(Directions): Every line of the material is to be duplicated precisely.

(Source information):
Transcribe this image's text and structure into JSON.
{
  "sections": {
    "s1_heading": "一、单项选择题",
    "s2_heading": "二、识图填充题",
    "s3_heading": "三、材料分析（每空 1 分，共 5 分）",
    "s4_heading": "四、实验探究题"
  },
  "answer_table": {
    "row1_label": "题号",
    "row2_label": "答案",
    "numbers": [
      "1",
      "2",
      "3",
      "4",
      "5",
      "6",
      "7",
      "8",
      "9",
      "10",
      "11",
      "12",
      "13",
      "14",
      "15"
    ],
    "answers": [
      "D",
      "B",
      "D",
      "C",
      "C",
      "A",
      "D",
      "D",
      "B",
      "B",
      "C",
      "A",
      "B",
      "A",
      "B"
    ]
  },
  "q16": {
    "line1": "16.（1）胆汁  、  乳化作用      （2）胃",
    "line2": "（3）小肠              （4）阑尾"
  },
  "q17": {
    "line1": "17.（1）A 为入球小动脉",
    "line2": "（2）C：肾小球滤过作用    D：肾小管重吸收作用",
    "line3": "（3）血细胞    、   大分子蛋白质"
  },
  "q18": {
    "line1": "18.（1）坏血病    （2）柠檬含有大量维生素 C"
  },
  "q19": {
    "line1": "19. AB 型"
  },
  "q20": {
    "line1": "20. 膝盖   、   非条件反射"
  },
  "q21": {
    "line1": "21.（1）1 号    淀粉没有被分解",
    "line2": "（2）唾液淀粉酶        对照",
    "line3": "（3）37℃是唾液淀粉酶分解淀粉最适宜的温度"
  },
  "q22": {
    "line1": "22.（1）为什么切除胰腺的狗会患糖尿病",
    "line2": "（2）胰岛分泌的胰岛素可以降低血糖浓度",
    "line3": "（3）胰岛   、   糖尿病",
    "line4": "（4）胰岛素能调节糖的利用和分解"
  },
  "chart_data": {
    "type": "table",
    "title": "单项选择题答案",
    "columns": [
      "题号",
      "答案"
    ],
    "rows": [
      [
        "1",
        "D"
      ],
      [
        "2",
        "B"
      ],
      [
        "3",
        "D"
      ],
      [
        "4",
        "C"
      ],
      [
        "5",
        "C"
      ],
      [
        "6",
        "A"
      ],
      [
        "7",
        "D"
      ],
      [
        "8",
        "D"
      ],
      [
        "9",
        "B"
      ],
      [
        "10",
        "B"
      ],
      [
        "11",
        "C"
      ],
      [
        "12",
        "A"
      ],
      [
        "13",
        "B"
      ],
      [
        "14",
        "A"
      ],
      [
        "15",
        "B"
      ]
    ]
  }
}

(Completed task):
Transcribe this image's text and structure into JSON.
{
  "sections": {
    "s1_heading": "一、单项选择题",
    "s2_heading": "二、识图填充题",
    "s3_heading": "三、材料分析（每空 1 分，共 5 分）",
    "s4_heading": "四、实验探究题"
  },
  "answer_table": {
    "row1_label": "题号",
    "row2_label": "答案",
    "numbers": [
      "1",
      "2",
      "3",
      "4",
      "5",
      "6",
      "7",
      "8",
      "9",
      "10",
      "11",
      "12",
      "13",
      "14",
      "15"
    ],
    "answers": [
      "D",
      "B",
      "D",
      "C",
      "C",
      "A",
      "D",
      "D",
      "B",
      "B",
      "C",
      "A",
      "B",
      "A",
      "B"
    ]
  },
  "q16": {
    "line1": "16.（1）胆汁  、  乳化作用      （2）胃",
    "line2": "（3）小肠              （4）阑尾"
  },
  "q17": {
    "line1": "17.（1）A 为入球小动脉",
    "line2": "（2）C：肾小球滤过作用    D：肾小管重吸收作用",
    "line3": "（3）血细胞    、   大分子蛋白质"
  },
  "q18": {
    "line1": "18.（1）坏血病    （2）柠檬含有大量维生素 C"
  },
  "q19": {
    "line1": "19. AB 型"
  },
  "q20": {
    "line1": "20. 膝盖   、   非条件反射"
  },
  "q21": {
    "line1": "21.（1）1 号    淀粉没有被分解",
    "line2": "（2）唾液淀粉酶        对照",
    "line3": "（3）37℃是唾液淀粉酶分解淀粉最适宜的温度"
  },
  "q22": {
    "line1": "22.（1）为什么切除胰腺的狗会患糖尿病",
    "line2": "（2）胰岛分泌的胰岛素可以降低血糖浓度",
    "line3": "（3）胰岛   、   糖尿病",
    "line4": "（4）胰岛素能调节糖的利用和分解"
  },
  "chart_data": {
    "type": "table",
    "title": "单项选择题答案",
    "columns": [
      "题号",
      "答案"
    ],
    "rows": [
      [
        "1",
        "D"
      ],
      [
        "2",
        "B"
      ],
      [
        "3",
        "D"
      ],
      [
        "4",
        "C"
      ],
      [
        "5",
        "C"
      ],
      [
        "6",
        "A"
      ],
      [
        "7",
        "D"
      ],
      [
        "8",
        "D"
      ],
      [
        "9",
        "B"
      ],
      [
        "10",
        "B"
      ],
      [
        "11",
        "C"
      ],
      [
        "12",
        "A"
      ],
      [
        "13",
        "B"
      ],
      [
        "14",
        "A"
      ],
      [
        "15",
        "B"
      ]
    ]
  }
}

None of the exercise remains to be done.